Tapered concrete forms

I had read in one book that a usual footing that was square in section made only sense in terms of time requiring to build simple forms. As I had plenty of time and didn't have to pay myself any wages, I decided to make tapered forms and save on concrete as it was not cheap compared to free labour.

Pillar footing

The tapered footing is as strong as the regular one. It is time consuming to make one especially given its shape and lack of electrical power on site. I had to buy a no-name cordless saw but the battery lasted only for two and a half cuts of 2x10" lumber. The rest was cut by hand saw.

I delivered lumber on site by renting a truck at Revy (Rona) for about $30. Therefore, I managed to get away without leasing or purchasing a truck for a construction period. It would definitely have costed me more.

Forms reinforcement

Cutting rebars

As most people know, concrete only gains sufficient strength if it is properly reinforced with rebars. Here I am, making hundreds of various length pieces using a rented rebar cutter.

It is much cheaper to buy 20-foot long rebars and cut them, then to get pre-cut ones.

Electrical ground

I embedded 15 meters of #2 bare copper cable into the footing within 50mm of the bottom of it. This should provide adequate grounding for all electrical wiring in the house.

Below are the forms ready to accept concrete. Year 2002 was the beginning of a construction boom in Alberta and The 2010 Winter Olympics preparations in British Columbia where most trades were headed to. Hence, finding a helper for pouring concrete was hopeless. I called tens of companies and no one could assist. I knew I coudn't have done it alone.

Rebar reinforced footing

One person has to hold the boom of a concrete pumping truck and direct concrete into forms while the other person working with a stick, has to make sure that concrete fills tight corners of the tapered forms to eliminate any voids in the footing.

Thanks to my friend, Igor, who volunteered to give me a hand. The job was pretty intense and not very pleasant as there was almost no room around the forms to step our feet on. So we walked on the forms balancing with the heavy hose and a rebar that I used to push concrete into the tight corners.

Just two of us

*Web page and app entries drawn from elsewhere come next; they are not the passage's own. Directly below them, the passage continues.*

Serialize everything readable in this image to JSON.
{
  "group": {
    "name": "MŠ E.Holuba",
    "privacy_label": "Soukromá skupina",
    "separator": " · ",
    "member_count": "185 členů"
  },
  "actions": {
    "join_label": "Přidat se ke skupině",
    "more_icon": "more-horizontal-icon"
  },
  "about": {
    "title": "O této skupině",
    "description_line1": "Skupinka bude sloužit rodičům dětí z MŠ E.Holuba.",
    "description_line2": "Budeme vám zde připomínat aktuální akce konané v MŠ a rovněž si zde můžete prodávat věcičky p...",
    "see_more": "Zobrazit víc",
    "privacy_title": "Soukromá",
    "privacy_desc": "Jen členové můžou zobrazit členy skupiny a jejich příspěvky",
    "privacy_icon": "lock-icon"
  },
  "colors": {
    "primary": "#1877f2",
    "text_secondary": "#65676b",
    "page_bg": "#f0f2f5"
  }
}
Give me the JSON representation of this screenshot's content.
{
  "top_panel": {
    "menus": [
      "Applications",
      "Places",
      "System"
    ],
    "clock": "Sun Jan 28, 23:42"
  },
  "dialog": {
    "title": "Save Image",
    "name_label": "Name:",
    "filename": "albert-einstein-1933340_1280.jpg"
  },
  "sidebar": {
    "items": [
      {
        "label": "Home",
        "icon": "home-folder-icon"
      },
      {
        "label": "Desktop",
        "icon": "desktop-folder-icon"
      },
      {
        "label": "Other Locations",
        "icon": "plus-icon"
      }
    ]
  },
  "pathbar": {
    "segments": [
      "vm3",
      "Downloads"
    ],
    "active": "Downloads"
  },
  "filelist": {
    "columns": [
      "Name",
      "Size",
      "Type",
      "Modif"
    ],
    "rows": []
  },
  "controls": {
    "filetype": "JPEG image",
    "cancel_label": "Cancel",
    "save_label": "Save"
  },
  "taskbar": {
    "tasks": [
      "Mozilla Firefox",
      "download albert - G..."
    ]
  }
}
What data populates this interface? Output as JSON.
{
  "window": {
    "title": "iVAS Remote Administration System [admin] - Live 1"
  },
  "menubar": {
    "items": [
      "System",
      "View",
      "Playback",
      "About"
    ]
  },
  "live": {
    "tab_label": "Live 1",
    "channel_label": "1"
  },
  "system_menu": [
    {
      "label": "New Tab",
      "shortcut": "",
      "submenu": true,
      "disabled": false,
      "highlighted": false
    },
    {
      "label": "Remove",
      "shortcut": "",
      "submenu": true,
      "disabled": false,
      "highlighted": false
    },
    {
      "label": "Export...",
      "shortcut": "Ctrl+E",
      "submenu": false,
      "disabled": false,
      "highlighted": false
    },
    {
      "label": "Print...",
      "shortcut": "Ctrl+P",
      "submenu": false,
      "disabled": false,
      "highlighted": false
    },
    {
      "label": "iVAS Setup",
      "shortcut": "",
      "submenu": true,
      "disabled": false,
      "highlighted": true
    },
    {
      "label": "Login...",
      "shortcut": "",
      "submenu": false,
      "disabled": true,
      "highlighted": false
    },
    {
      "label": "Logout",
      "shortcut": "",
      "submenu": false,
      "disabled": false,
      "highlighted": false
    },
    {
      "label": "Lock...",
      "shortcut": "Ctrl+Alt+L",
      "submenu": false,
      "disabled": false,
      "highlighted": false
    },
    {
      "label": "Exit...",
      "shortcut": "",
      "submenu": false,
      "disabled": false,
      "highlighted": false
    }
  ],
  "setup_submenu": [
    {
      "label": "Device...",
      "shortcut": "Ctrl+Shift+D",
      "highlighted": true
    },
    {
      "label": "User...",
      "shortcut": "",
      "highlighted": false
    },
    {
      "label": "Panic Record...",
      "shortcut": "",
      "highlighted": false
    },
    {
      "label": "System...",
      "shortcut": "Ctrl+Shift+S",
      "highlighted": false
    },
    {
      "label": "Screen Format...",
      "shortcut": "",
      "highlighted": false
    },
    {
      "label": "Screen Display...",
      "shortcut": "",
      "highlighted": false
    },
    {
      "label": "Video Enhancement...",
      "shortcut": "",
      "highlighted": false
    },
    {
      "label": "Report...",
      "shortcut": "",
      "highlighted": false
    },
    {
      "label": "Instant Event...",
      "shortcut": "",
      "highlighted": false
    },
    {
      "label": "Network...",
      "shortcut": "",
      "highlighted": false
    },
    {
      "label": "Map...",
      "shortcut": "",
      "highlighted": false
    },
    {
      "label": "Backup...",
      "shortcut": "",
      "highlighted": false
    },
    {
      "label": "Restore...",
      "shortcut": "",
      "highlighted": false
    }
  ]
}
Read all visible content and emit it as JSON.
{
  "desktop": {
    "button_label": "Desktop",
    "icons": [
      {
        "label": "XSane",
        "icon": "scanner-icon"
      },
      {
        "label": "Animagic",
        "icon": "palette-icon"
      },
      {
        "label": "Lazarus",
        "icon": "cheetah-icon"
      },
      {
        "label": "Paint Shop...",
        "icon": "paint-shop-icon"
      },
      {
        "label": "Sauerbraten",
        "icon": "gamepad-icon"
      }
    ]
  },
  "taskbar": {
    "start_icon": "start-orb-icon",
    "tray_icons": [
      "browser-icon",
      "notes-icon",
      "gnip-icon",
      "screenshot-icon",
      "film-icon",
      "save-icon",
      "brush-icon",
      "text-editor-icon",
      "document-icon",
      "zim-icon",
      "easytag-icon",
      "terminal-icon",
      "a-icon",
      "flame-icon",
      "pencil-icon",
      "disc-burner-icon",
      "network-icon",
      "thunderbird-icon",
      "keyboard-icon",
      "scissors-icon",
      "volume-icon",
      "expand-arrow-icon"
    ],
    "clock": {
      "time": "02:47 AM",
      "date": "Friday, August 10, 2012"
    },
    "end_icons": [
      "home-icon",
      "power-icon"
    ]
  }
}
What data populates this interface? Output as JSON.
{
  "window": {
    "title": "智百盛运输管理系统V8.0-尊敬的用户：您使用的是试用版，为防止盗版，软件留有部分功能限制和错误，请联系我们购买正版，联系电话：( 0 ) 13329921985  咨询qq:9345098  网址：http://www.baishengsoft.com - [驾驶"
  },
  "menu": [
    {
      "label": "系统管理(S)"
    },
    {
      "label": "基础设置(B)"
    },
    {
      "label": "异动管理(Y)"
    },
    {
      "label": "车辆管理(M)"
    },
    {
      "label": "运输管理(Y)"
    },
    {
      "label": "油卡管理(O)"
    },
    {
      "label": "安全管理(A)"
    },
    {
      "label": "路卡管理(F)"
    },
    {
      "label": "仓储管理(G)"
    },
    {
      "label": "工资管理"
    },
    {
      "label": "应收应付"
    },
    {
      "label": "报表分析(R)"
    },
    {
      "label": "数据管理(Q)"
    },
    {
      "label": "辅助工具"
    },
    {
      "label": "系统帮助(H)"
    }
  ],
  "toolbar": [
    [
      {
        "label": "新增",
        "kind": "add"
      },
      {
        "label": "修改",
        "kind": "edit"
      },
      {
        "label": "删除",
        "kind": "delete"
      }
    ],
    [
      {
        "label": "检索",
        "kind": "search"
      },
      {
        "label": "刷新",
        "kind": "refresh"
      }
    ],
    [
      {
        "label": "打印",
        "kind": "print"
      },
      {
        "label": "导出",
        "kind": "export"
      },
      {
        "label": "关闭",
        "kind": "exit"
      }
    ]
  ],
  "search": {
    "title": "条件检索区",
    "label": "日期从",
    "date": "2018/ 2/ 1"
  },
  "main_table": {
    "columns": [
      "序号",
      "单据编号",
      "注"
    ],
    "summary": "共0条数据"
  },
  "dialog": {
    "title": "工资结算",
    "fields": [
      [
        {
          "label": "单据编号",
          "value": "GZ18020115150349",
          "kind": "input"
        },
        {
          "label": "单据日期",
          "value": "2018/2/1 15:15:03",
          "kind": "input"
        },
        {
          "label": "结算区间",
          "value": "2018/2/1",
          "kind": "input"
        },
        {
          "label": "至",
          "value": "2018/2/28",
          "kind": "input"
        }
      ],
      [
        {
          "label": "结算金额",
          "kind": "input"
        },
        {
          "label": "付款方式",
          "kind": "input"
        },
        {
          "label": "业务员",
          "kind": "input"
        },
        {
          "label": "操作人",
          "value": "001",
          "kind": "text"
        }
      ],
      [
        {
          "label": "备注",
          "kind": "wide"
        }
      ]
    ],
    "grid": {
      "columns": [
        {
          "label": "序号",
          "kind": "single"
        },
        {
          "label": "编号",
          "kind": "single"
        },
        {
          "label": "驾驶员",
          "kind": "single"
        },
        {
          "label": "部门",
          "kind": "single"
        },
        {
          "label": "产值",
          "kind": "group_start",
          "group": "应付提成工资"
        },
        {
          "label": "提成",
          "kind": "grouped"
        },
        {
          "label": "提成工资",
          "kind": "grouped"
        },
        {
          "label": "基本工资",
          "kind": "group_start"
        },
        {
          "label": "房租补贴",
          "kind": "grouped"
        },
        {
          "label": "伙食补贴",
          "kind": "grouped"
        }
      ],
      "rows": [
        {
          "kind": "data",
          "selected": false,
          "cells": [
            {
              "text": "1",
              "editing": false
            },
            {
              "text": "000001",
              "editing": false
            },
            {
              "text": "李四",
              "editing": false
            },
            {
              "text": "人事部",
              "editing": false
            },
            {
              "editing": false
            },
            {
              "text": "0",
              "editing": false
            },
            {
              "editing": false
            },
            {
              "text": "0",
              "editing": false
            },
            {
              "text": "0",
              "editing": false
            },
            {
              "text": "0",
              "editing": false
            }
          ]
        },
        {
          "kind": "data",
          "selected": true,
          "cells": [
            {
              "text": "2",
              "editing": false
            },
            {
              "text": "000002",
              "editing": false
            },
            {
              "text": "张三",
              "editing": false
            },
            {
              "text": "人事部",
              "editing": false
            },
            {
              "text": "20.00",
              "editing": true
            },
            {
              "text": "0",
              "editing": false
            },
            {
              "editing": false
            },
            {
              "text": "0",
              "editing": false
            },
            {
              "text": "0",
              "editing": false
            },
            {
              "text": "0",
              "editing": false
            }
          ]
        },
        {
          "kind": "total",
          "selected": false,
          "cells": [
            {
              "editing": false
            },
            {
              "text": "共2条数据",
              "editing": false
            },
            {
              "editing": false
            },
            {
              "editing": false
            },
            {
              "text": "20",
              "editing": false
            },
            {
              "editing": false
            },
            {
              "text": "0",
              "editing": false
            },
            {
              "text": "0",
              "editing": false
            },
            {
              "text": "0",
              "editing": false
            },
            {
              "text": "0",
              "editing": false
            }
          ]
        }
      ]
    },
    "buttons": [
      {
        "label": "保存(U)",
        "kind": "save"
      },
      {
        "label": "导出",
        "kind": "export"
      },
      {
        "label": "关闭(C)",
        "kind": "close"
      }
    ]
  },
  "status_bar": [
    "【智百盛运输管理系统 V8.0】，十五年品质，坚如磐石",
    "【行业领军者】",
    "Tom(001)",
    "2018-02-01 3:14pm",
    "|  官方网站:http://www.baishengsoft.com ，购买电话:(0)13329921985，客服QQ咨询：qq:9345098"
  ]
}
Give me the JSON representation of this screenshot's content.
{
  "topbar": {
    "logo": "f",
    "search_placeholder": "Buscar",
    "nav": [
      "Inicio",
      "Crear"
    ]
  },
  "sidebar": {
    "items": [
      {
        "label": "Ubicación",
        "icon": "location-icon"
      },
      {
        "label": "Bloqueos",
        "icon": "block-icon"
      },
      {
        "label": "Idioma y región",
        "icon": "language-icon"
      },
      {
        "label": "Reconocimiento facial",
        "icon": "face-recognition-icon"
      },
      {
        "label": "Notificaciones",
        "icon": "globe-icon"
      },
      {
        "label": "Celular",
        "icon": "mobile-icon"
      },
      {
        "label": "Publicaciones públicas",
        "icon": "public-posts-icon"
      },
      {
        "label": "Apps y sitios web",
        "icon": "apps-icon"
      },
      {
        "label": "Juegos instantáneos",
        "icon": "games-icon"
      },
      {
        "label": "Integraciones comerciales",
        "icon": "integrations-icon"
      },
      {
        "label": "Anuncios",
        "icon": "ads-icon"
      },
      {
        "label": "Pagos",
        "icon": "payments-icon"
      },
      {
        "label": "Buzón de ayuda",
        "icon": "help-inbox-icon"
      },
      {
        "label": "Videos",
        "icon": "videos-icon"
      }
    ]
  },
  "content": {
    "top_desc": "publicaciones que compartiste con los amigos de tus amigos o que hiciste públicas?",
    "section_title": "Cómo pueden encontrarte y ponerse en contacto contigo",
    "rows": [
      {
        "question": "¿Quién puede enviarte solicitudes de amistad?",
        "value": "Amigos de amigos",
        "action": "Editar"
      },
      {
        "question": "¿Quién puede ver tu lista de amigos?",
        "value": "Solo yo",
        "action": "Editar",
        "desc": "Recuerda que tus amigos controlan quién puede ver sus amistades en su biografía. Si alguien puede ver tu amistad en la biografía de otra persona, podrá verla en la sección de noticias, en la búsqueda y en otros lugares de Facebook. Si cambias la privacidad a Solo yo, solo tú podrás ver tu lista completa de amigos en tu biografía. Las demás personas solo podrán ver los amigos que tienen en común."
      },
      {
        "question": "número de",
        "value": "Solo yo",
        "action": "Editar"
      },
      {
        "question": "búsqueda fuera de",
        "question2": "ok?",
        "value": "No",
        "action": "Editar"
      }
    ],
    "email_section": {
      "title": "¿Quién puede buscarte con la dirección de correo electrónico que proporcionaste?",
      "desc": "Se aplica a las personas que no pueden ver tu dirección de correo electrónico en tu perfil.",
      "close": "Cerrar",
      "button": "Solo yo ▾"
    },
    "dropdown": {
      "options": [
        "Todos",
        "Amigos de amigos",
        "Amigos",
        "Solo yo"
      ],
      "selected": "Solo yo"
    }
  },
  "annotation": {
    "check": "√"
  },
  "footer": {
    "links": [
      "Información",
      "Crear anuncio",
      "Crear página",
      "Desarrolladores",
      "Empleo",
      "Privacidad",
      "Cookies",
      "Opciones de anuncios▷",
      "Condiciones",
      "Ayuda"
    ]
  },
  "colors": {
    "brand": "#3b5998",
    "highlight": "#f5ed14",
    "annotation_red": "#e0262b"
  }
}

Nevertheless, couple of hours later the job was done. Unfortunately, I hadn't had a chance to take a picture of the concrete pumping truck with its long boom that was operated remotely. An amazing machine, relatively expensive too but the only one that could have done a nice job in my conditions as there was no way to use a wheelbarrow. I think it is pretty standard now for building foundations but it was a new experience to me.